_AIM OF THE EXERCISE:_ Reproduce each record verbatim, images excluded.

_RECORDS:_
☆ ☆ ☆ ☆ ☆ ☆ ☆

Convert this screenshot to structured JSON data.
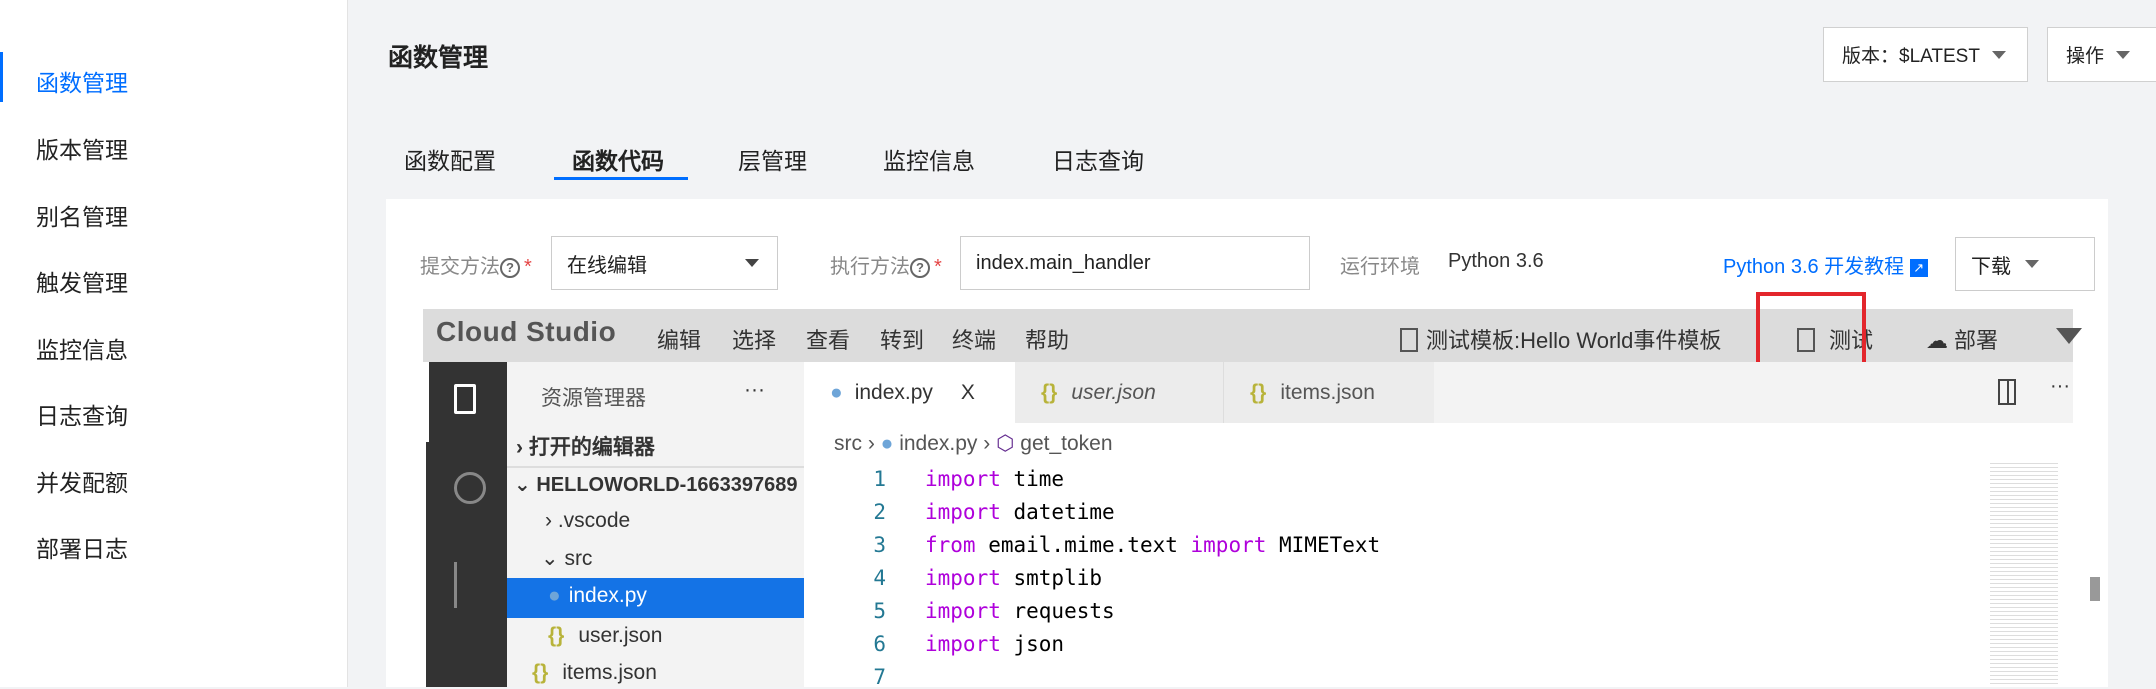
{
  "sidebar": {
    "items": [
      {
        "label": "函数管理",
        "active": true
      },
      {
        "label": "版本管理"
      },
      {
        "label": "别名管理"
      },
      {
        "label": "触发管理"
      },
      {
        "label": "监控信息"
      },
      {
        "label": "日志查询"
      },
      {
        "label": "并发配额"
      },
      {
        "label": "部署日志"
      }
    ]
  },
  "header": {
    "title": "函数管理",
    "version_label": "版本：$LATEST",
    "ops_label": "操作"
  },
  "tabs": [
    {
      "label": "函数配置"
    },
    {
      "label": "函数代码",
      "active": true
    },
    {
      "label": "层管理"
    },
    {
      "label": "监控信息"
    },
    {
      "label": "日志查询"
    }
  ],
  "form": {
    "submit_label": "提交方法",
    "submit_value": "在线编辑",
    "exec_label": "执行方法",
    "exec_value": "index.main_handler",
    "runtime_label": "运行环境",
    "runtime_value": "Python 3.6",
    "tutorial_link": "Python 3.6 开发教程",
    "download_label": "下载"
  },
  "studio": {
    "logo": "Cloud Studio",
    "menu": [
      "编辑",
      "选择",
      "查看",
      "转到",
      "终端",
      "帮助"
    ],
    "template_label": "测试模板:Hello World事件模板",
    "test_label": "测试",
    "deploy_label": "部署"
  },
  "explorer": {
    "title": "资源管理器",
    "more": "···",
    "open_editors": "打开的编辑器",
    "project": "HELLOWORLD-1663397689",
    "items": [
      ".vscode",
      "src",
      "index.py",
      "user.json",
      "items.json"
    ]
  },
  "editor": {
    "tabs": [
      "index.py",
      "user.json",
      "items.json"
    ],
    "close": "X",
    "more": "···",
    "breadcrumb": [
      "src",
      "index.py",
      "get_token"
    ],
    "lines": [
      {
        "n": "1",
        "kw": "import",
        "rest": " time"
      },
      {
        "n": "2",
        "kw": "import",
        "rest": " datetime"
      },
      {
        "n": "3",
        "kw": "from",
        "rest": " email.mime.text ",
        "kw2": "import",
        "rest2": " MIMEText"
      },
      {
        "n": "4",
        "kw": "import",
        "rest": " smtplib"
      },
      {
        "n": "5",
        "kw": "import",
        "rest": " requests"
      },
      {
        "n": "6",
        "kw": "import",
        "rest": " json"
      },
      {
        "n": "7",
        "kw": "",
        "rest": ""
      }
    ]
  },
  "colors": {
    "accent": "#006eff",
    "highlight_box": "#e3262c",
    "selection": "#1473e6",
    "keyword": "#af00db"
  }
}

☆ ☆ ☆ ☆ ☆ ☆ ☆

_SOLUTION TO THE PROBLEM:_
Convert this screenshot to structured JSON data.
{
  "sidebar": {
    "items": [
      {
        "label": "函数管理",
        "active": true
      },
      {
        "label": "版本管理"
      },
      {
        "label": "别名管理"
      },
      {
        "label": "触发管理"
      },
      {
        "label": "监控信息"
      },
      {
        "label": "日志查询"
      },
      {
        "label": "并发配额"
      },
      {
        "label": "部署日志"
      }
    ]
  },
  "header": {
    "title": "函数管理",
    "version_label": "版本：$LATEST",
    "ops_label": "操作"
  },
  "tabs": [
    {
      "label": "函数配置"
    },
    {
      "label": "函数代码",
      "active": true
    },
    {
      "label": "层管理"
    },
    {
      "label": "监控信息"
    },
    {
      "label": "日志查询"
    }
  ],
  "form": {
    "submit_label": "提交方法",
    "submit_value": "在线编辑",
    "exec_label": "执行方法",
    "exec_value": "index.main_handler",
    "runtime_label": "运行环境",
    "runtime_value": "Python 3.6",
    "tutorial_link": "Python 3.6 开发教程",
    "download_label": "下载"
  },
  "studio": {
    "logo": "Cloud Studio",
    "menu": [
      "编辑",
      "选择",
      "查看",
      "转到",
      "终端",
      "帮助"
    ],
    "template_label": "测试模板:Hello World事件模板",
    "test_label": "测试",
    "deploy_label": "部署"
  },
  "explorer": {
    "title": "资源管理器",
    "more": "···",
    "open_editors": "打开的编辑器",
    "project": "HELLOWORLD-1663397689",
    "items": [
      ".vscode",
      "src",
      "index.py",
      "user.json",
      "items.json"
    ]
  },
  "editor": {
    "tabs": [
      "index.py",
      "user.json",
      "items.json"
    ],
    "close": "X",
    "more": "···",
    "breadcrumb": [
      "src",
      "index.py",
      "get_token"
    ],
    "lines": [
      {
        "n": "1",
        "kw": "import",
        "rest": " time"
      },
      {
        "n": "2",
        "kw": "import",
        "rest": " datetime"
      },
      {
        "n": "3",
        "kw": "from",
        "rest": " email.mime.text ",
        "kw2": "import",
        "rest2": " MIMEText"
      },
      {
        "n": "4",
        "kw": "import",
        "rest": " smtplib"
      },
      {
        "n": "5",
        "kw": "import",
        "rest": " requests"
      },
      {
        "n": "6",
        "kw": "import",
        "rest": " json"
      },
      {
        "n": "7",
        "kw": "",
        "rest": ""
      }
    ]
  },
  "colors": {
    "accent": "#006eff",
    "highlight_box": "#e3262c",
    "selection": "#1473e6",
    "keyword": "#af00db"
  }
}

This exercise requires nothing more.